"Crewmembers are terrified, knowing their job is putting them on the frontlines of a global pandemic."
Grocery stores and other U.S. businesses remaining open amid the coronavirus pandemic are facing pressure from unions and activists to provide hazard pay for employees whose jobs involve tasks that put them at direct risk of exposure to the infectious disease.
"Trader Joe's needs to provide workers hazard pay starting right now," tweeted Trader Joe's Union, an account formed by a group of workers pushing for the store's employees to unionize. "Crewmembers are terrified, knowing their job is putting them on the frontlines of a global pandemic.

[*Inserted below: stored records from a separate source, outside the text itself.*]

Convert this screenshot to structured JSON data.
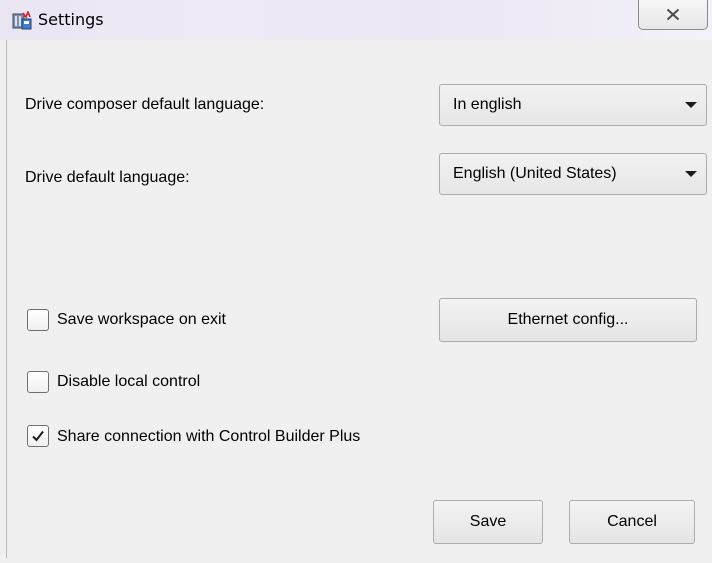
{
  "window": {
    "title": "Settings"
  },
  "form": {
    "composer_language": {
      "label": "Drive composer default language:",
      "value": "In english"
    },
    "drive_language": {
      "label": "Drive default language:",
      "value": "English (United States)"
    },
    "save_workspace": {
      "label": "Save workspace on exit",
      "checked": false
    },
    "disable_local_control": {
      "label": "Disable local control",
      "checked": false
    },
    "share_connection": {
      "label": "Share connection with Control Builder Plus",
      "checked": true
    },
    "ethernet_config_label": "Ethernet config..."
  },
  "footer": {
    "save_label": "Save",
    "cancel_label": "Cancel"
  },
  "icons": {
    "app": "settings-app-icon",
    "close": "close-icon",
    "dropdown": "chevron-down-icon",
    "check": "checkmark-icon"
  }
}
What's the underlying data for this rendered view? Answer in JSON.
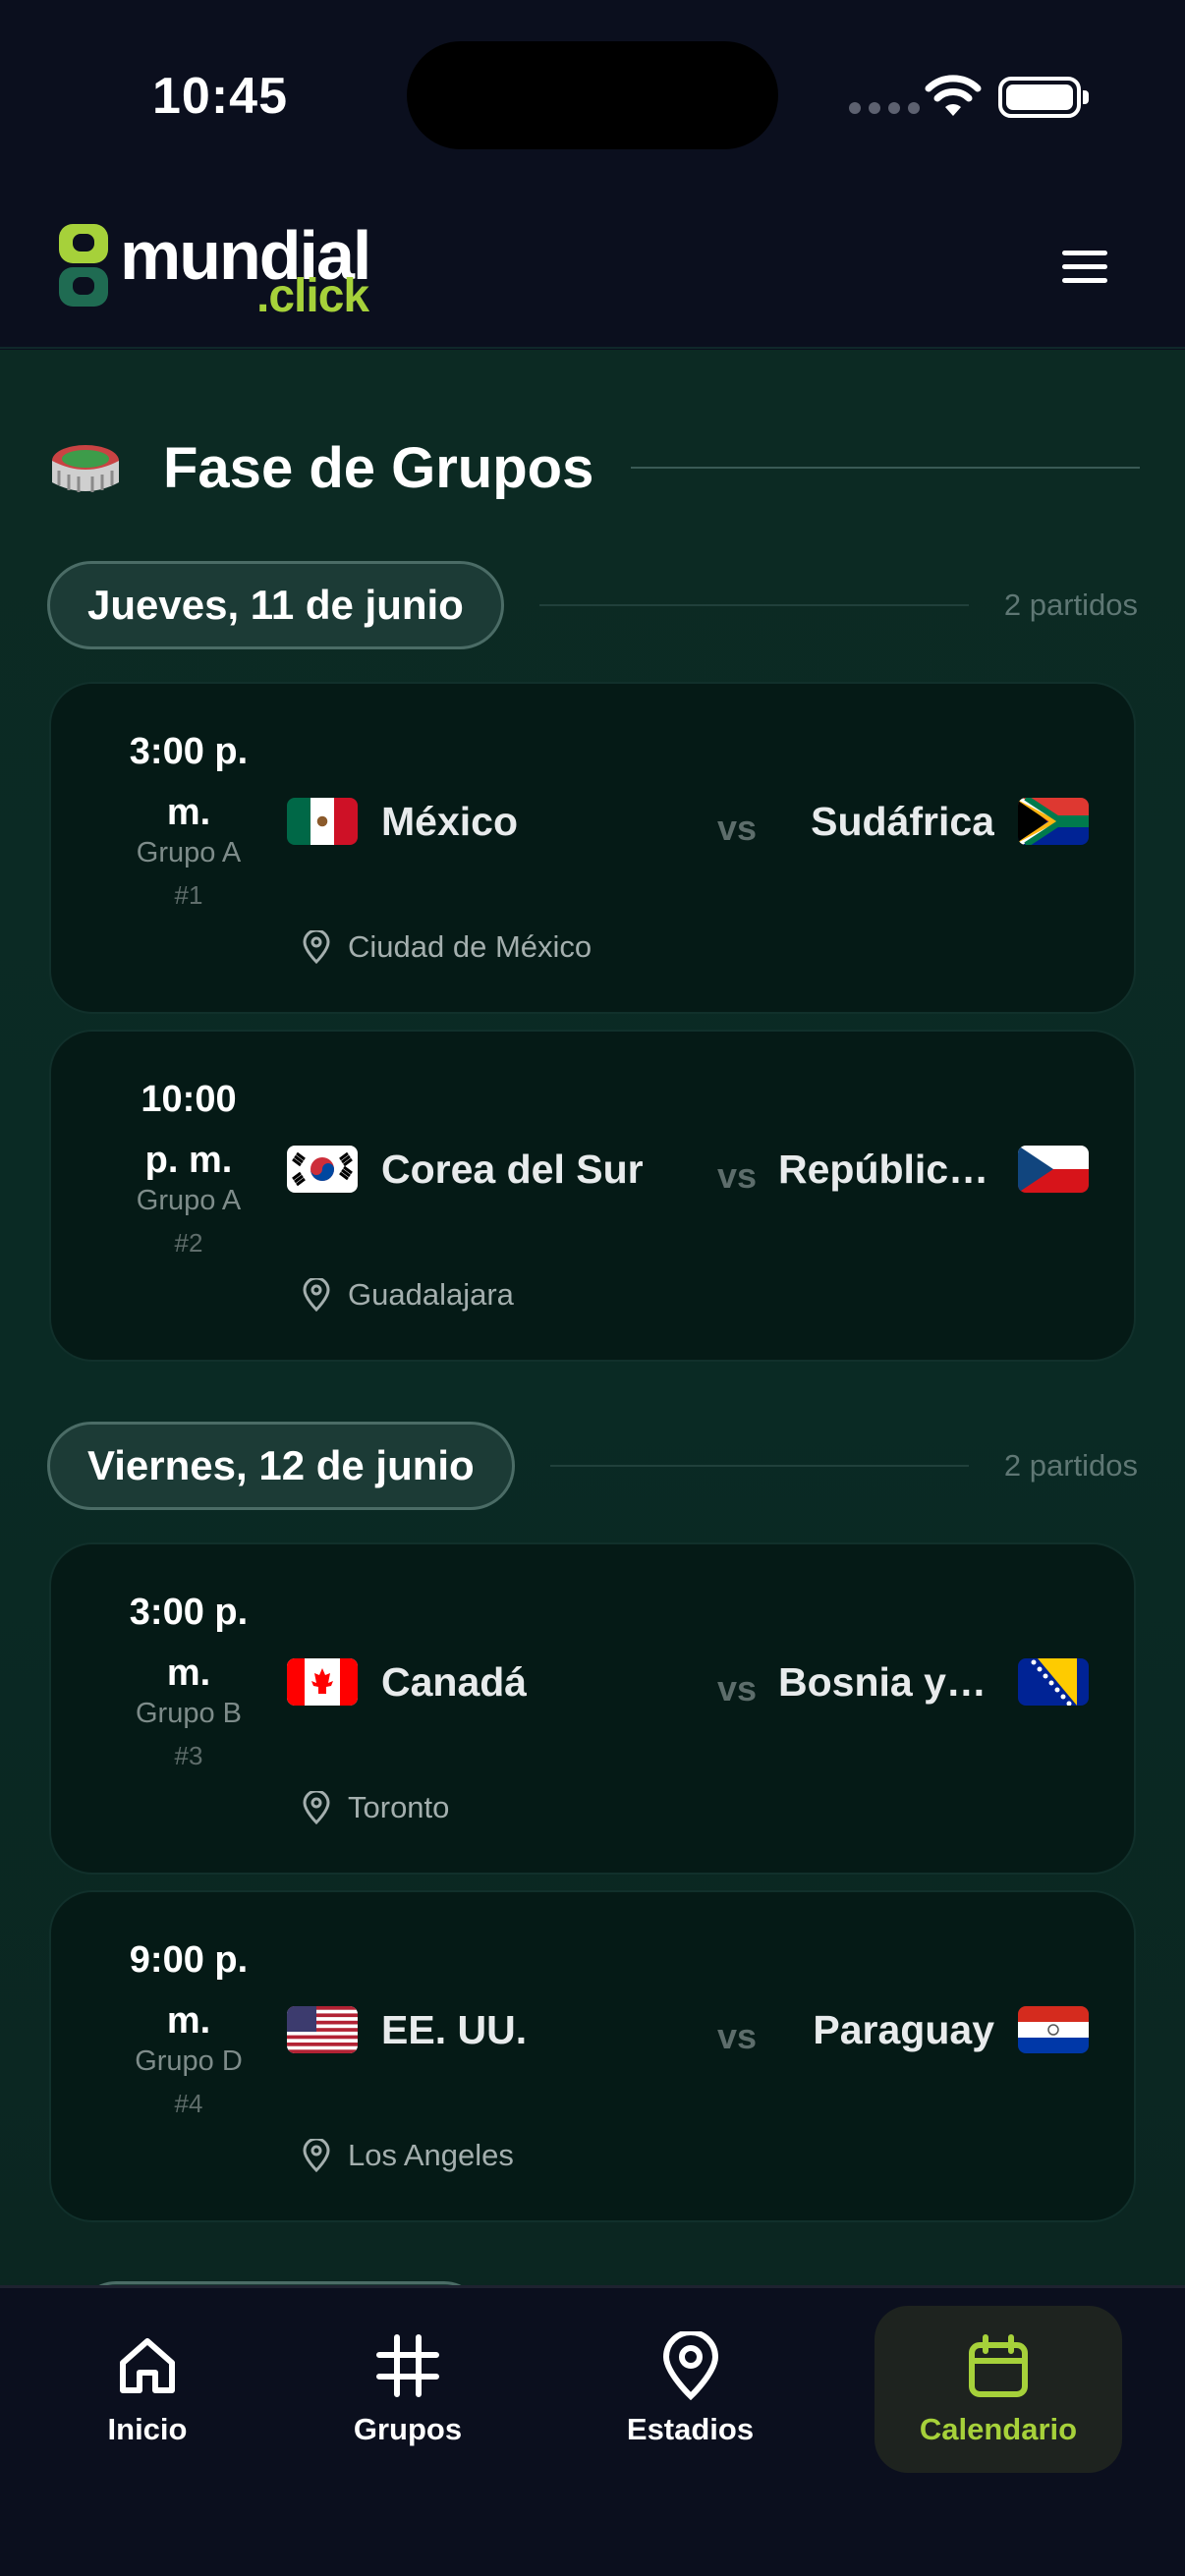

It is not enough to receive [paid time off] only after being proven sick."
"We have been hearing from workers across the country interested in unionizing," the group added, "but we've also been hearing from workers who feel forced to work until they get sick, who don't have the means to find safety or security in calling out, and who are terrified at what's to come."
A video posted by chef José Andrés of supermarket employees stocking shelves in the early hours of the morning Monday sparked an outpouring of gratitude for the essential role grocery store workers are playing in providing Americans with food and other necessities during the outbreak.

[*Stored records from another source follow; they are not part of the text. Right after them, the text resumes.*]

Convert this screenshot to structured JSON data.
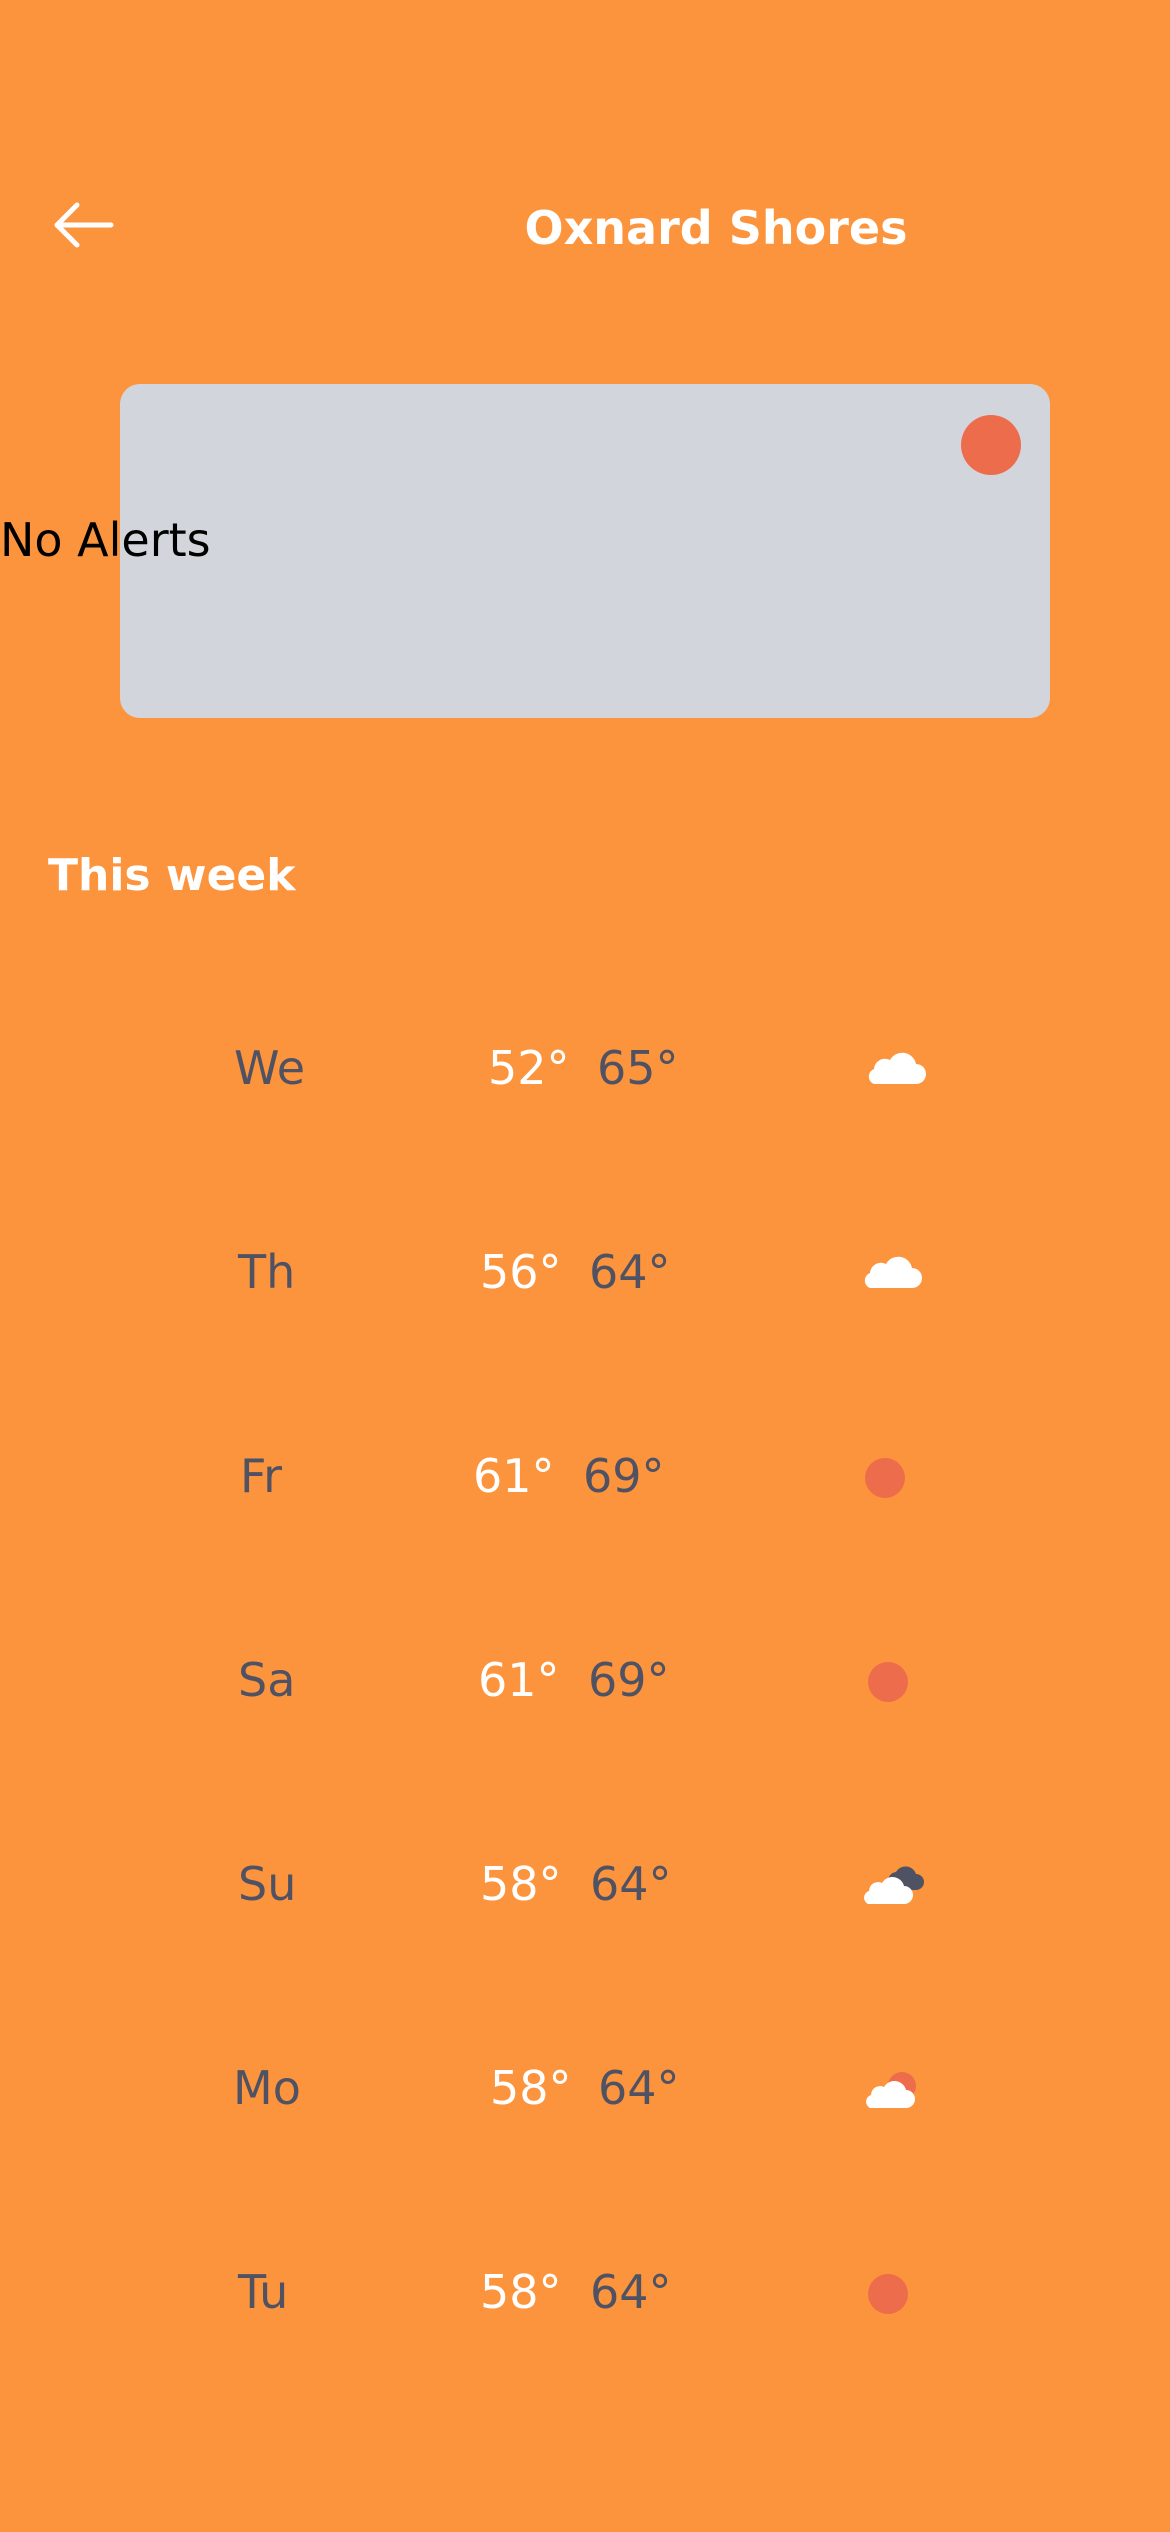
{
  "header": {
    "back_icon": "arrow-left-icon",
    "title": "Oxnard Shores"
  },
  "alerts": {
    "message": "No Alerts",
    "indicator_color": "#ED6C4C"
  },
  "week": {
    "title": "This week",
    "days": [
      {
        "day": "We",
        "low": "52°",
        "high": "65°",
        "icon": "cloud-icon"
      },
      {
        "day": "Th",
        "low": "56°",
        "high": "64°",
        "icon": "cloud-icon"
      },
      {
        "day": "Fr",
        "low": "61°",
        "high": "69°",
        "icon": "sun-icon"
      },
      {
        "day": "Sa",
        "low": "61°",
        "high": "69°",
        "icon": "sun-icon"
      },
      {
        "day": "Su",
        "low": "58°",
        "high": "64°",
        "icon": "cloudy-icon"
      },
      {
        "day": "Mo",
        "low": "58°",
        "high": "64°",
        "icon": "partly-cloudy-icon"
      },
      {
        "day": "Tu",
        "low": "58°",
        "high": "64°",
        "icon": "sun-icon"
      }
    ]
  },
  "colors": {
    "background": "#FC943D",
    "card": "#D3D5DD",
    "text_dark": "#4F5263",
    "text_light": "#FFFFFF",
    "sun": "#ED6C4C"
  }
}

Supermarket jobs are overwhelmingly low-wage and often don't come with decent benefit packages—or the luxury of working from home until the COVID-19 outbreak subsides.
"They deserve hazard pay and paid sick leave," said one Twitter user. "They should also get some [paid time off] once this crisis passes."

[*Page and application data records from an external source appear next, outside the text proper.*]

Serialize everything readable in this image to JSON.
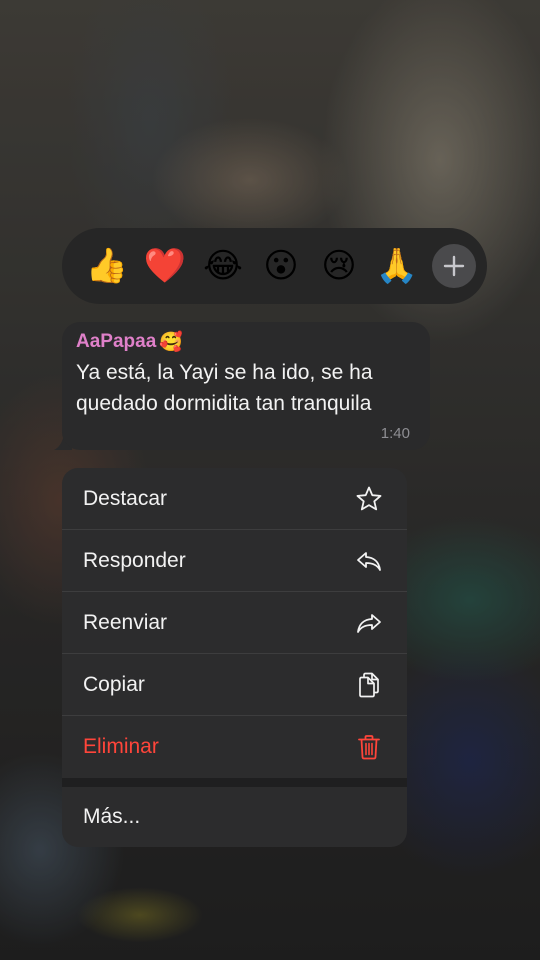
{
  "reactions": {
    "items": [
      {
        "emoji": "👍",
        "icon": "thumbs-up-icon"
      },
      {
        "emoji": "❤️",
        "icon": "red-heart-icon"
      },
      {
        "emoji": "😂",
        "icon": "face-with-tears-of-joy-icon"
      },
      {
        "emoji": "😮",
        "icon": "face-with-open-mouth-icon"
      },
      {
        "emoji": "😢",
        "icon": "crying-face-icon"
      },
      {
        "emoji": "🙏",
        "icon": "folded-hands-icon"
      }
    ],
    "more_icon": "plus-icon"
  },
  "message": {
    "sender": "AaPapaa",
    "sender_emoji": "🥰",
    "text": "Ya está, la Yayi se ha ido, se ha quedado dormidita tan tranquila",
    "time": "1:40"
  },
  "menu": {
    "items": [
      {
        "label": "Destacar",
        "icon": "star-icon"
      },
      {
        "label": "Responder",
        "icon": "reply-icon"
      },
      {
        "label": "Reenviar",
        "icon": "forward-icon"
      },
      {
        "label": "Copiar",
        "icon": "copy-icon"
      },
      {
        "label": "Eliminar",
        "icon": "trash-icon",
        "color": "#ff453a"
      }
    ],
    "more_label": "Más..."
  },
  "colors": {
    "sender_name": "#df80c9",
    "danger": "#ff453a",
    "menu_background": "#2c2c2d",
    "bubble_background": "#2a2a2b"
  }
}
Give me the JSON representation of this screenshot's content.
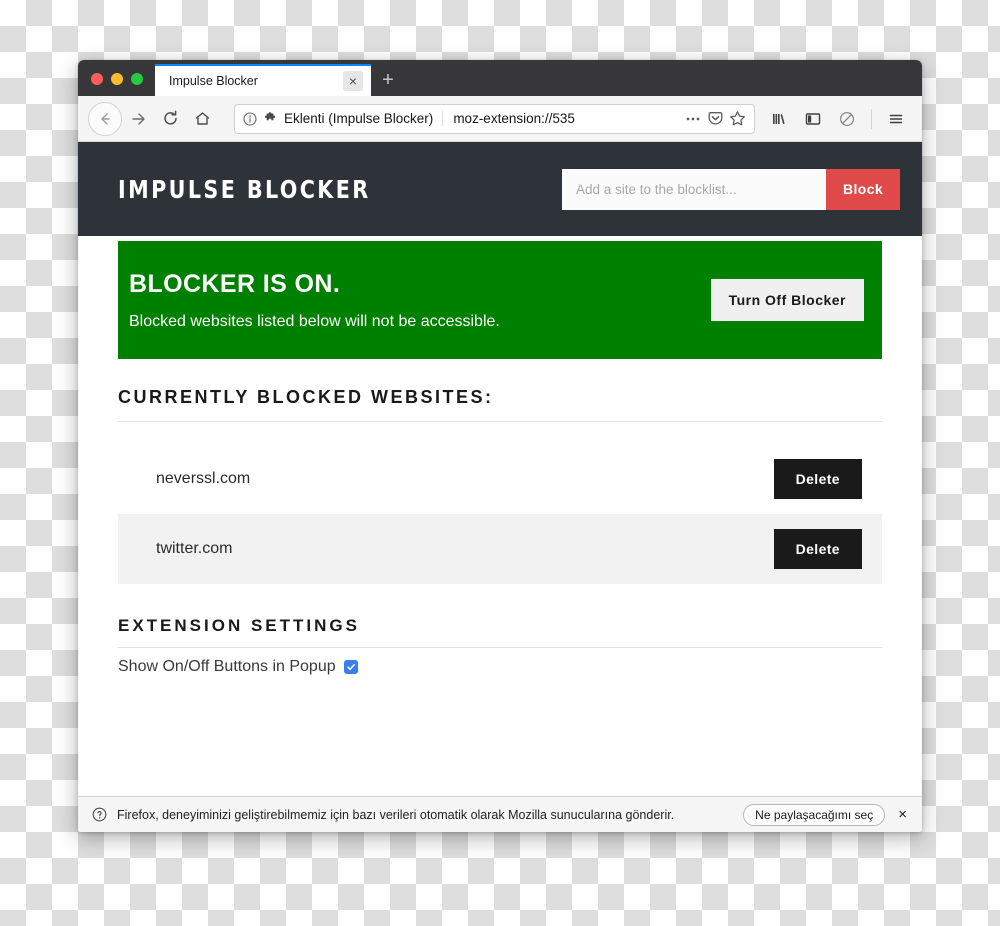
{
  "window": {
    "traffic_lights": [
      "close",
      "minimize",
      "maximize"
    ],
    "tab": {
      "title": "Impulse Blocker",
      "close_label": "×"
    },
    "new_tab_label": "+"
  },
  "toolbar": {
    "back_icon": "back-arrow-icon",
    "forward_icon": "forward-arrow-icon",
    "reload_icon": "reload-icon",
    "home_icon": "home-icon",
    "identity_label": "Eklenti (Impulse Blocker)",
    "url": "moz-extension://535",
    "page_actions_icon": "ellipsis-icon",
    "pocket_icon": "pocket-icon",
    "bookmark_icon": "star-icon",
    "library_icon": "library-icon",
    "sidebar_icon": "sidebar-icon",
    "blocked_icon": "no-entry-icon",
    "menu_icon": "hamburger-menu-icon"
  },
  "extension": {
    "title": "IMPULSE BLOCKER",
    "add_site": {
      "placeholder": "Add a site to the blocklist...",
      "value": "",
      "button_label": "Block"
    },
    "status": {
      "heading": "BLOCKER IS ON.",
      "description": "Blocked websites listed below will not be accessible.",
      "toggle_label": "Turn Off Blocker",
      "banner_color": "#008000"
    },
    "blocklist": {
      "section_title": "CURRENTLY BLOCKED WEBSITES:",
      "delete_label": "Delete",
      "sites": [
        {
          "name": "neverssl.com"
        },
        {
          "name": "twitter.com"
        }
      ]
    },
    "settings": {
      "section_title": "EXTENSION SETTINGS",
      "options": [
        {
          "label": "Show On/Off Buttons in Popup",
          "checked": true
        }
      ]
    }
  },
  "notification": {
    "info_icon": "question-circle-icon",
    "message": "Firefox, deneyiminizi geliştirebilmemiz için bazı verileri otomatik olarak Mozilla sunucularına gönderir.",
    "choose_label": "Ne paylaşacağımı seç",
    "close_label": "×"
  },
  "colors": {
    "header_bg": "#2e333a",
    "accent_red": "#e04a4a",
    "status_green": "#008000",
    "checkbox_blue": "#3b7ded"
  }
}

Andrés, founder of a non-profit devoted to providing meals following natural disasters, amplified that demand:
Unions are also demanding hazard pay for public-sector workers facing possible on-the-job exposure to COVID-19, which has infected at least 3,600 people and killed 66 in the United States.
"The federal government has hundreds of thousands of workers who come in daily contact with the public—workplace inspectors, mail carriers, hospital workers, park rangers, passport processors, Social Security representatives, museum workers," the Washington Post reported Saturday.
In written testimony to Congress last Wednesday, the American Federation of Government Employees (AFGE) demanded that government employees facing possible exposure to the novel coronavirus receive adequate protections and hazard pay.
Government Executive reported last week that three Transportation Security Administration (TSA) workers in San Jose, California tested positive for COVID-19 and "a couple dozen employees deemed to have had contact with those workers are home on self-quarantine."
TSA workers are not currently eligible for hazard pay, despite their jobs requiring daily interactions with hundreds of travelers.
"We do everything we can to protect passengers, but who is protecting us?" Hydrick Thomas, president of AFGE's TSA Council, asked in a statement last Thursday.